Three young Americans accused of spying against Iran go on trial on Sunday, after their lawyer complained he had been denied access to the two who remain in custody.

world Updated: Feb 06, 2011 11:59 IST

Three young Americans accused of spying against Iran go on trial on Sunday, after their lawyer complained he had been denied access to the two who remain in custody.

The delayed trial of Sarah Shourd, Shane Bauer and Josh Fattal comes at a time when anti-American rhetoric is at fever pitch in Iran as it marks the anniversary of its 1979 Islamic revolution.

Iran has dismissed repeated pleas by arch-foe the United States for their release but allowed the woman Shourd to return home on bail of around 500,000 dollars last September after more than a year in detention.

She is expected to be tried in absentia.

Shourd, her fiance Bauer and fellow hiker Fattal say they innocently strayed into Iran from across the unmarked border with northern Iraq when they were detained on July 31, 2009 by Iranian authorities.

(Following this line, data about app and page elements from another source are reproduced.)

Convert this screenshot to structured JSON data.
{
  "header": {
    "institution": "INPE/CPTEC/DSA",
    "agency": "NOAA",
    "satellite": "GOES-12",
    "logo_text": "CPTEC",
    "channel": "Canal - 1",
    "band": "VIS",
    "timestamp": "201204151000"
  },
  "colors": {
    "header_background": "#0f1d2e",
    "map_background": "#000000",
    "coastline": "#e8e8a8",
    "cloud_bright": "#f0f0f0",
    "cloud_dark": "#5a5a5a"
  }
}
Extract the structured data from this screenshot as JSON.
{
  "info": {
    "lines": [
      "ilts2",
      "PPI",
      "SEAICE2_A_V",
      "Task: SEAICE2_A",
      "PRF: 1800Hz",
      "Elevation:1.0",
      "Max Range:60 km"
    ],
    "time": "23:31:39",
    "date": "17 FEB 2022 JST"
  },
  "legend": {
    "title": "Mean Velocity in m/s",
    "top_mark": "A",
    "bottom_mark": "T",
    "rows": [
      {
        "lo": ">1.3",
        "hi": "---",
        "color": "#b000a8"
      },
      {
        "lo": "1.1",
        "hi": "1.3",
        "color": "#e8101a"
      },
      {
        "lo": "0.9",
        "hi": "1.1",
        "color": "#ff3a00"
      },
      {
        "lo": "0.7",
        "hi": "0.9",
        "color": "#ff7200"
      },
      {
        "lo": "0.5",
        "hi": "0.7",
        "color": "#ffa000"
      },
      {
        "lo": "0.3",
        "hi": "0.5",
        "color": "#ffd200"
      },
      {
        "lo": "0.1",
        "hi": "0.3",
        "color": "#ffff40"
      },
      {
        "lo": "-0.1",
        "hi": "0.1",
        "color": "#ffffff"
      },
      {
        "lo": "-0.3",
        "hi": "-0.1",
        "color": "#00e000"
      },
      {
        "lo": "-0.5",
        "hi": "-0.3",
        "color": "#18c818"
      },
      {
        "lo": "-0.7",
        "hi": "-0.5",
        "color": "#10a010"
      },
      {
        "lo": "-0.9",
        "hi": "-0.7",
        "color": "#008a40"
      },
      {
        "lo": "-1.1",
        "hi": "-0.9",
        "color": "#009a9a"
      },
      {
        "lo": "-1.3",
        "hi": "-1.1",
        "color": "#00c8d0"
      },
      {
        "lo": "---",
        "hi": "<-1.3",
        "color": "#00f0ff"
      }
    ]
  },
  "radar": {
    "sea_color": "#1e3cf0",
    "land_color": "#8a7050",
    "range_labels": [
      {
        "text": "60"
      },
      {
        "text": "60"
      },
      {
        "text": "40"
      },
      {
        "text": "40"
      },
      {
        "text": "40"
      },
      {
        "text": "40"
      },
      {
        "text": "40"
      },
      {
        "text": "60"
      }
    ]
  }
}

Iran has accused them of "spying and illegally entering the country."

Their Iranian lawyer Masoud Shafii denied the charges against them and said he would press for their "innocence" and immediate release.

He said he had been denied access to Bauer and Fattal who are in custody.

"I should have met with Shane and Josh to prepare the defence, but I was not allowed," Shafii told AFP on Saturday. "I have been told I might see them one or two hours before the trial."

"I have studied the case in full detail. The question of spying is irrelevant. There is just the question of illegal entry, which even if it has happened has been inadvertent as the border was unmarked," Shafii said.

"They are not at all at fault," he said, adding that illegal entry is punishable by a maximum three-year jail term which can also been commuted to a fine under the Iranian penal code.

He also said Shourd was unlikely to appear in court.